When discussing wet packs it is helpful to review the various pack configurations and their unique susceptibility to wetness. There are four primary pack types:

1. Paper/Poly or Steri-Peel

2. Paper/Poly or Steri-Peel

3. Disposable Wrap

4. Rigid Containers

Rule #1

All materials to be sterilized must be dry when loaded in to chamber for processing. Moisture loaded into the chamber will not be sufficiently removed during the cycle.

Rule #2

Containers, large instrument sets, and basin ware should be loaded on the lower shelf. Steri-Peel, towel packs, and light weight packs should be loaded on the upper shelf. Containers and instrument sets should never be stacked.
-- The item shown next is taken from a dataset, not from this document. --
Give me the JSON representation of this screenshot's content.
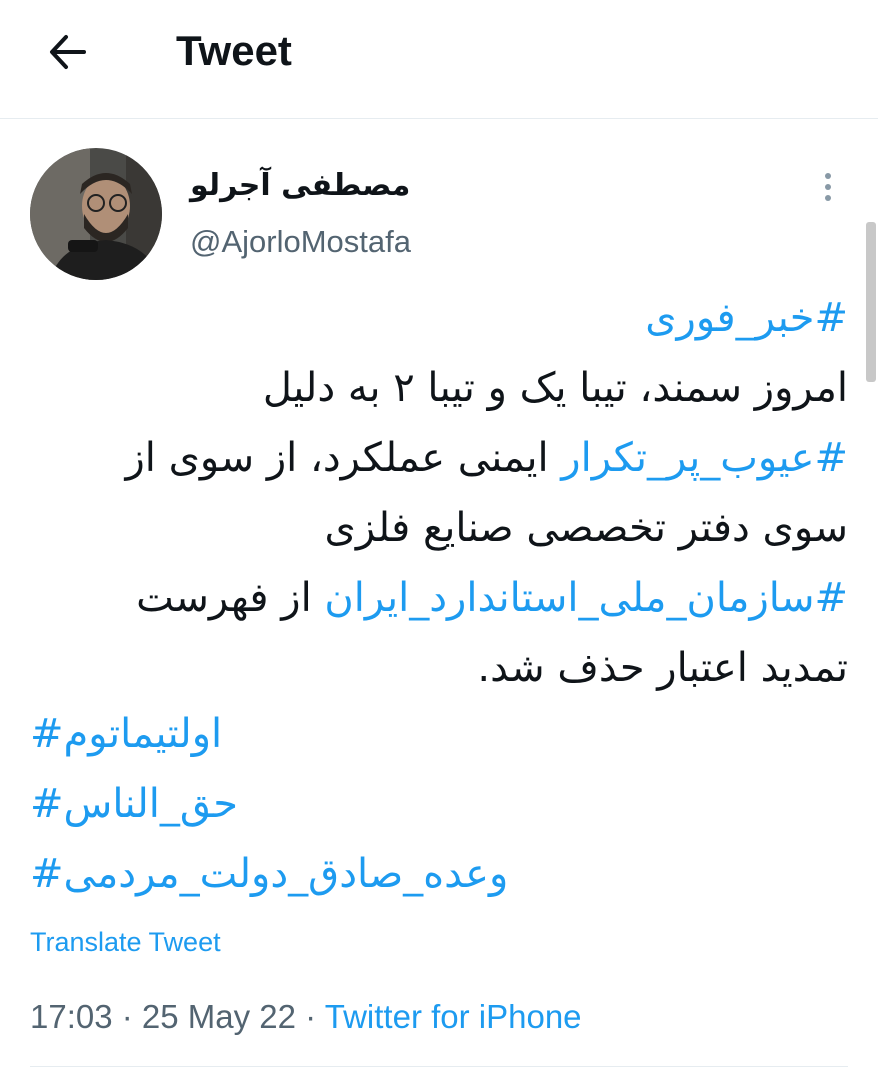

Condensate is formed as steam gives up its heat to the packs. The amount of condensate is proportional to the weight of the load. While the load heats up to the set point, temperature steam converts to water, rains to the chamber floor, and is mostly removed by the chamber steam trap. Residual water is flashed back to vapor by the heated jacket and removed by vacuum during the drying phase. If heavy instrument sets are placed on the top shelf, the lower shelf will experience a rain storm. 15 lb. instrument trays will condensate about a cup of water while heating from 70° F to 270° F.

Rule #3

 Water likes to pool. Pooled water is the enemy of drying. Evaporation only takes place on the surface. A pool takes longer to evaporate.

Pools Inside of Packs
Are formed in closed end vessels not positioned to drain.

  • Basins
  • Eye Cups
  • Tubing
  • Cup Shaped Instruments
  • Small Trays

Rigid containers should be prepared with a muslin wrap in the bottom to wick moisture over a large surface area to enhance drying.

Pools Outside of Packs
These pools are formed by poor loading technique. Folds and creases of disposable wrap will hold and pool water. Care should be given to positioning these packs to minimize pooling.

Steri-peel should always be positioned on edge and separated in a rack (similar to a letter rack) to allow condensation to drip off the bottom edge.

Water droplets on the outside of Steri-peel or disposable wrap is not desirable, but will not contaminate the pack. They should simply be blotted off with a cotton towel. Water repellency is the benefit of disposable wrap.

Muslin packs are typically easier to dry since muslin can absorb a lot of water and disperse it over a large surface. There can be a 20% moisture content in cotton before it feels wet.

If we could watch the sterilization process, we would see a dense fog caused by the continual phase change from liquid to vapor and vapor to liquid. Steam sterilization takes place in a saturated steam environment. Understanding pack construction and arrangement is the key to controlling wet packs.

Having problems with wet packs? We are here to help.